══ TASK MATERIAL ══
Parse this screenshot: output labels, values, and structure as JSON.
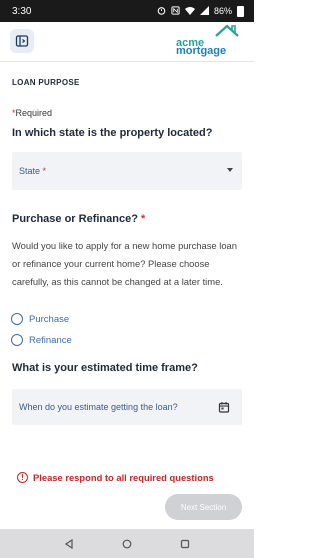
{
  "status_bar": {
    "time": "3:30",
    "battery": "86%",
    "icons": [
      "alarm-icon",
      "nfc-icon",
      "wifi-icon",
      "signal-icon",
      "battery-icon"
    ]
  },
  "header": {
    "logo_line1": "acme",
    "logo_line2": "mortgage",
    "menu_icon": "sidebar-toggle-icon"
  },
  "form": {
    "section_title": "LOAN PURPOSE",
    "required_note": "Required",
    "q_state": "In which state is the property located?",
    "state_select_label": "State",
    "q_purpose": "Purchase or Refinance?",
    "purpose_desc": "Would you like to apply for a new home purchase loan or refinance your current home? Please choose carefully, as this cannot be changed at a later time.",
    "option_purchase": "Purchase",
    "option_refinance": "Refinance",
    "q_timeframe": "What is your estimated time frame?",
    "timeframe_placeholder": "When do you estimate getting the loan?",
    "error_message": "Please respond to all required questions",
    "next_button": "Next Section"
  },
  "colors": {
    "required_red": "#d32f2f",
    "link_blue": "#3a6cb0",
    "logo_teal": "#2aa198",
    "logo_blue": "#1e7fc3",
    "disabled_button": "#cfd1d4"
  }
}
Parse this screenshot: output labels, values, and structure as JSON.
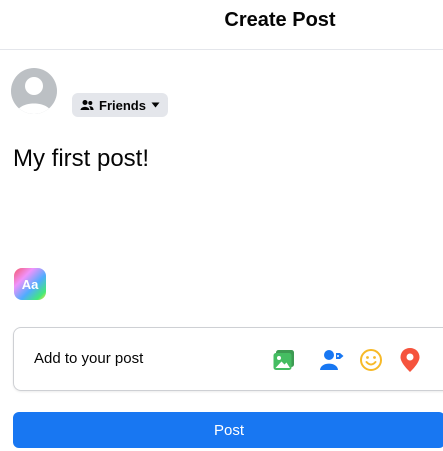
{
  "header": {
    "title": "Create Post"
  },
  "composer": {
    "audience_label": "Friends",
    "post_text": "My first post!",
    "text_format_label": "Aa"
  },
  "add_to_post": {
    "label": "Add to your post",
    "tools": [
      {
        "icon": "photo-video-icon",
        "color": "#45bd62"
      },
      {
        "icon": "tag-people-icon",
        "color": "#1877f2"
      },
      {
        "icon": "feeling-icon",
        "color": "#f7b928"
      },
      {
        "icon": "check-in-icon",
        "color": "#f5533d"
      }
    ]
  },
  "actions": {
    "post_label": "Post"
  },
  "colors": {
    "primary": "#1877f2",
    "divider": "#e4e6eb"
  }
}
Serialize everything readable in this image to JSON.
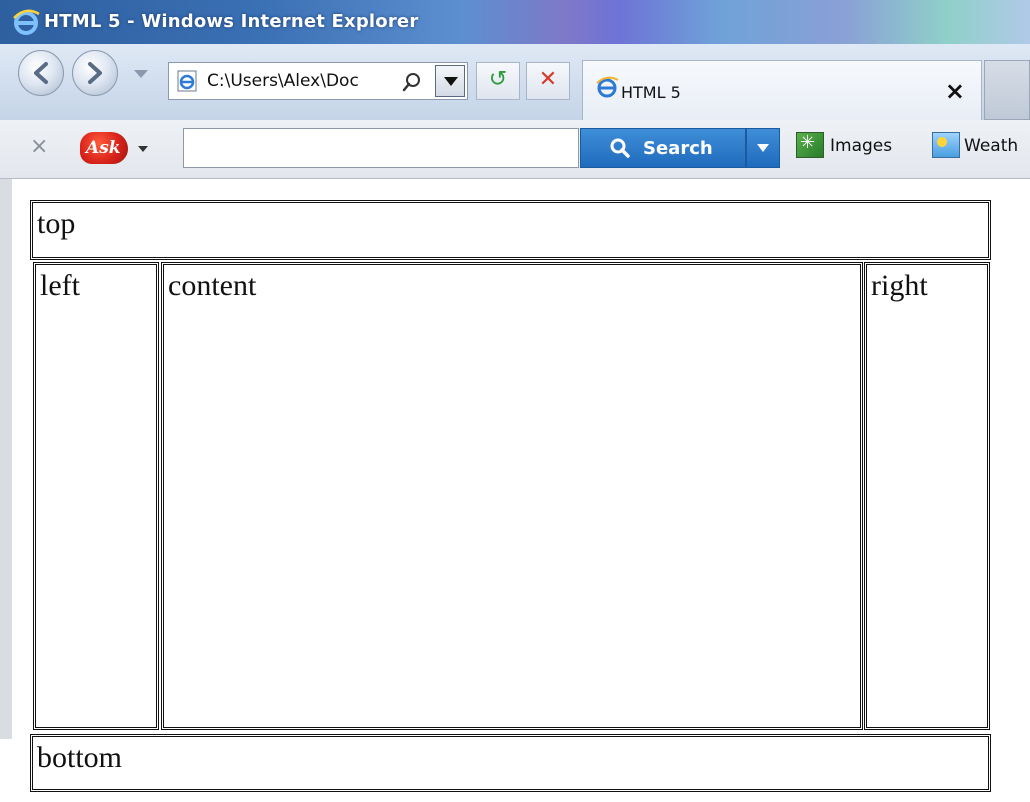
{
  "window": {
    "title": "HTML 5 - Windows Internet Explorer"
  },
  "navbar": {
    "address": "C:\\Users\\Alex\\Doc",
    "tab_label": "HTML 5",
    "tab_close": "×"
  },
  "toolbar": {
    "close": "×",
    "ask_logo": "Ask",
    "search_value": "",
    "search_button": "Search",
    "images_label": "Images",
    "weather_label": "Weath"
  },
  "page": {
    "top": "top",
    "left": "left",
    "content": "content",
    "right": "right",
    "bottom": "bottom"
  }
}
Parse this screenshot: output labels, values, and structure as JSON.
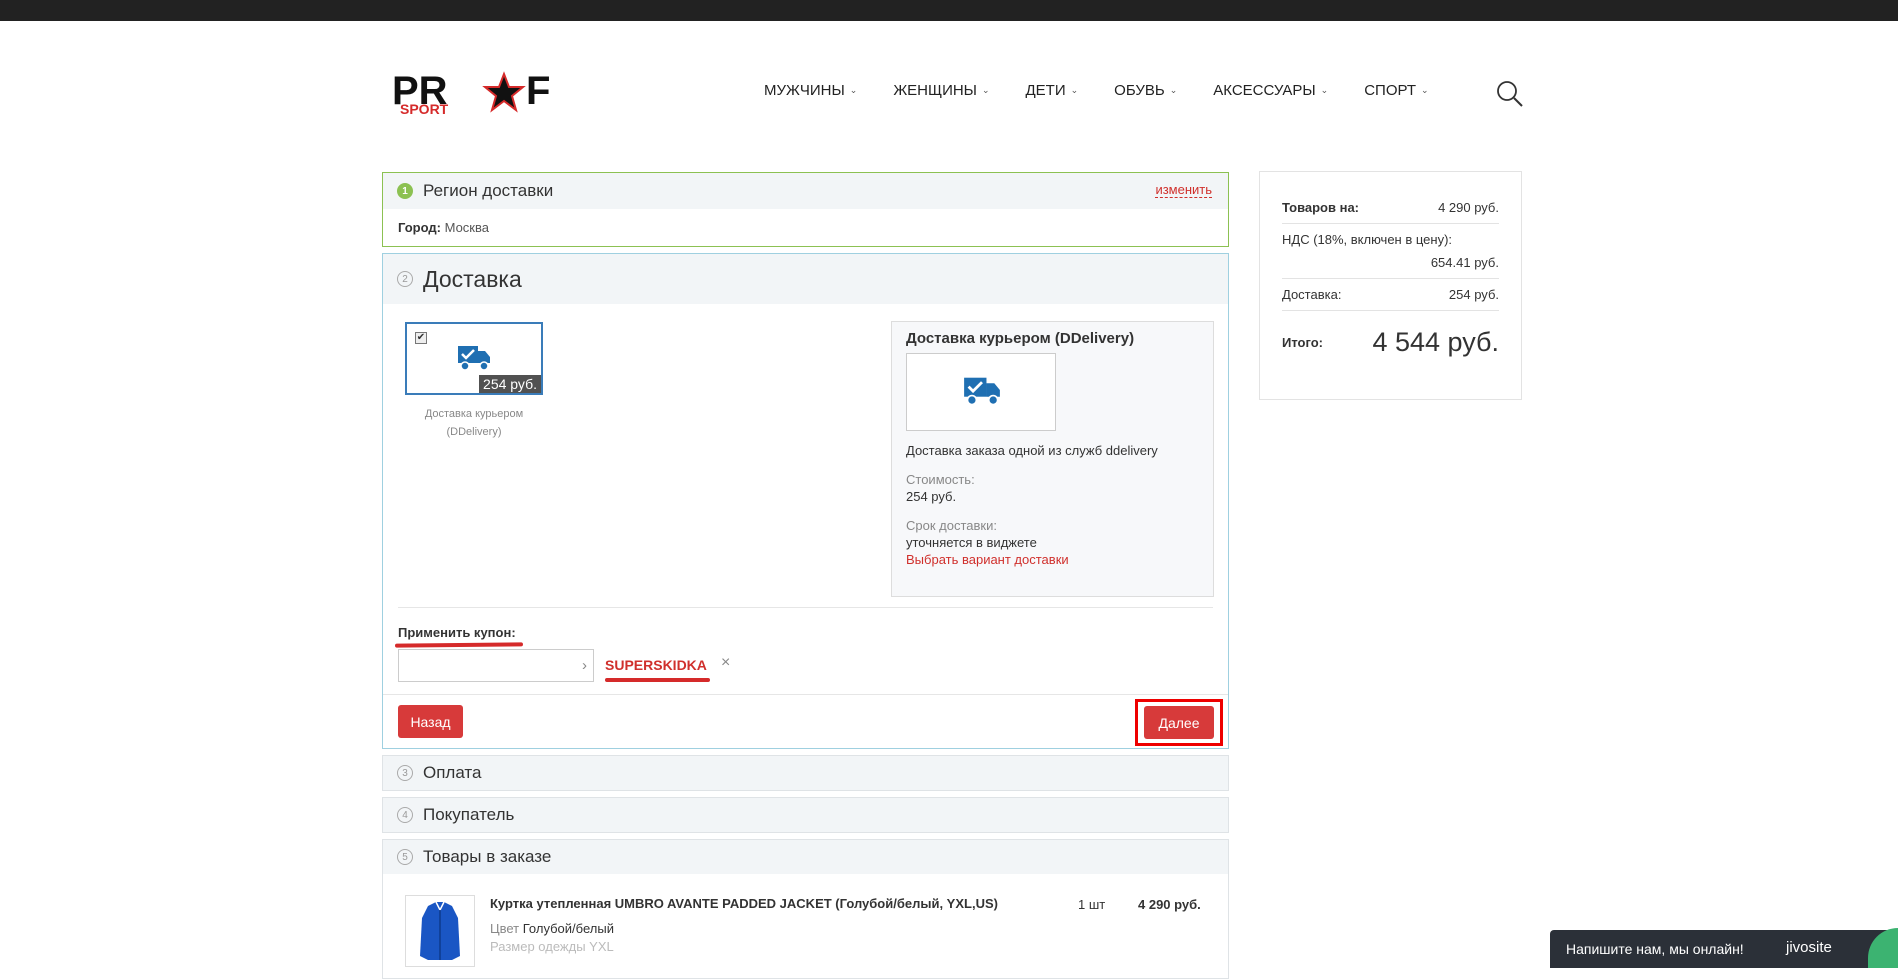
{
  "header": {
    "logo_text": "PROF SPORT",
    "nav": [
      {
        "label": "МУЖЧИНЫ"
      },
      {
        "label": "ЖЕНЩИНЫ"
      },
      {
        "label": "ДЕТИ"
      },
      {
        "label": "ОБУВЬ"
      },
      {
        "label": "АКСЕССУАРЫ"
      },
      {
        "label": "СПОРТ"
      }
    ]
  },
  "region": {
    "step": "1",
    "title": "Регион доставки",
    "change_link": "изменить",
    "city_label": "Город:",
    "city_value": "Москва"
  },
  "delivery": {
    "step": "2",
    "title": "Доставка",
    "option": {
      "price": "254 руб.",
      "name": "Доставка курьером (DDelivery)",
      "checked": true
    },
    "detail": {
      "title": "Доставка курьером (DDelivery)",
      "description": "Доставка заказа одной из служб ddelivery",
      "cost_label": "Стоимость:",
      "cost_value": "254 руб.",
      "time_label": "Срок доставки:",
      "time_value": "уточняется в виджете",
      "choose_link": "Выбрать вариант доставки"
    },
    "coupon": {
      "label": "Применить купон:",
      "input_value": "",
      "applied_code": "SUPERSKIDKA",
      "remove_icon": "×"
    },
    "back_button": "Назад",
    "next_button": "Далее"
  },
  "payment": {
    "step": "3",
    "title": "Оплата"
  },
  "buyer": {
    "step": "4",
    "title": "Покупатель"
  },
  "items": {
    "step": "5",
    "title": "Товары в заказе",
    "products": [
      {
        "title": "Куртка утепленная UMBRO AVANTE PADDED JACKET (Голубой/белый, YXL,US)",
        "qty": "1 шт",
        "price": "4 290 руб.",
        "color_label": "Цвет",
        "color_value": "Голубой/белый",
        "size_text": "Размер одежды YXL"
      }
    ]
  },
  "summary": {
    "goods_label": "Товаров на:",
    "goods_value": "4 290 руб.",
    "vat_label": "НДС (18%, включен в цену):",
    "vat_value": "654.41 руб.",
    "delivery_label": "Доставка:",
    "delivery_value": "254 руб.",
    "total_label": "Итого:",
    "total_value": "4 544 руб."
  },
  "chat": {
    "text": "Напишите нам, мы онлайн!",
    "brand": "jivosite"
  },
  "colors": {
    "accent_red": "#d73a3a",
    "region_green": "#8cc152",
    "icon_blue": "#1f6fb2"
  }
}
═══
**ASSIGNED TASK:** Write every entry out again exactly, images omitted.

**OUTPUT BELOW:**
Parse this screenshot: output labels, values, and structure as JSON.
{
  "status_bar": {
    "time": "3:30",
    "battery": "86%",
    "icons": [
      "alarm-icon",
      "nfc-icon",
      "wifi-icon",
      "signal-icon",
      "battery-icon"
    ]
  },
  "header": {
    "logo_line1": "acme",
    "logo_line2": "mortgage",
    "menu_icon": "sidebar-toggle-icon"
  },
  "form": {
    "section_title": "LOAN PURPOSE",
    "required_note": "Required",
    "q_state": "In which state is the property located?",
    "state_select_label": "State",
    "q_purpose": "Purchase or Refinance?",
    "purpose_desc": "Would you like to apply for a new home purchase loan or refinance your current home? Please choose carefully, as this cannot be changed at a later time.",
    "option_purchase": "Purchase",
    "option_refinance": "Refinance",
    "q_timeframe": "What is your estimated time frame?",
    "timeframe_placeholder": "When do you estimate getting the loan?",
    "error_message": "Please respond to all required questions",
    "next_button": "Next Section"
  },
  "colors": {
    "required_red": "#d32f2f",
    "link_blue": "#3a6cb0",
    "logo_teal": "#2aa198",
    "logo_blue": "#1e7fc3",
    "disabled_button": "#cfd1d4"
  }
}
Parse this screenshot: output labels, values, and structure as JSON.
{
  "header": {
    "title": "Create Post"
  },
  "composer": {
    "audience_label": "Friends",
    "post_text": "My first post!",
    "text_format_label": "Aa"
  },
  "add_to_post": {
    "label": "Add to your post",
    "tools": [
      {
        "icon": "photo-video-icon",
        "color": "#45bd62"
      },
      {
        "icon": "tag-people-icon",
        "color": "#1877f2"
      },
      {
        "icon": "feeling-icon",
        "color": "#f7b928"
      },
      {
        "icon": "check-in-icon",
        "color": "#f5533d"
      }
    ]
  },
  "actions": {
    "post_label": "Post"
  },
  "colors": {
    "primary": "#1877f2",
    "divider": "#e4e6eb"
  }
}
Serialize everything readable in this image to JSON.
{
  "window": {
    "title": "HTML 5 - Windows Internet Explorer"
  },
  "navbar": {
    "address": "C:\\Users\\Alex\\Doc",
    "tab_label": "HTML 5",
    "tab_close": "×"
  },
  "toolbar": {
    "close": "×",
    "ask_logo": "Ask",
    "search_value": "",
    "search_button": "Search",
    "images_label": "Images",
    "weather_label": "Weath"
  },
  "page": {
    "top": "top",
    "left": "left",
    "content": "content",
    "right": "right",
    "bottom": "bottom"
  }
}
Parse this screenshot: output labels, values, and structure as JSON.
{
  "header": {
    "logo_text": "PROF SPORT",
    "nav": [
      {
        "label": "МУЖЧИНЫ"
      },
      {
        "label": "ЖЕНЩИНЫ"
      },
      {
        "label": "ДЕТИ"
      },
      {
        "label": "ОБУВЬ"
      },
      {
        "label": "АКСЕССУАРЫ"
      },
      {
        "label": "СПОРТ"
      }
    ]
  },
  "region": {
    "step": "1",
    "title": "Регион доставки",
    "change_link": "изменить",
    "city_label": "Город:",
    "city_value": "Москва"
  },
  "delivery": {
    "step": "2",
    "title": "Доставка",
    "option": {
      "price": "254 руб.",
      "name": "Доставка курьером (DDelivery)",
      "checked": true
    },
    "detail": {
      "title": "Доставка курьером (DDelivery)",
      "description": "Доставка заказа одной из служб ddelivery",
      "cost_label": "Стоимость:",
      "cost_value": "254 руб.",
      "time_label": "Срок доставки:",
      "time_value": "уточняется в виджете",
      "choose_link": "Выбрать вариант доставки"
    },
    "coupon": {
      "label": "Применить купон:",
      "input_value": "",
      "applied_code": "SUPERSKIDKA",
      "remove_icon": "×"
    },
    "back_button": "Назад",
    "next_button": "Далее"
  },
  "payment": {
    "step": "3",
    "title": "Оплата"
  },
  "buyer": {
    "step": "4",
    "title": "Покупатель"
  },
  "items": {
    "step": "5",
    "title": "Товары в заказе",
    "products": [
      {
        "title": "Куртка утепленная UMBRO AVANTE PADDED JACKET (Голубой/белый, YXL,US)",
        "qty": "1 шт",
        "price": "4 290 руб.",
        "color_label": "Цвет",
        "color_value": "Голубой/белый",
        "size_text": "Размер одежды YXL"
      }
    ]
  },
  "summary": {
    "goods_label": "Товаров на:",
    "goods_value": "4 290 руб.",
    "vat_label": "НДС (18%, включен в цену):",
    "vat_value": "654.41 руб.",
    "delivery_label": "Доставка:",
    "delivery_value": "254 руб.",
    "total_label": "Итого:",
    "total_value": "4 544 руб."
  },
  "chat": {
    "text": "Напишите нам, мы онлайн!",
    "brand": "jivosite"
  },
  "colors": {
    "accent_red": "#d73a3a",
    "region_green": "#8cc152",
    "icon_blue": "#1f6fb2"
  }
}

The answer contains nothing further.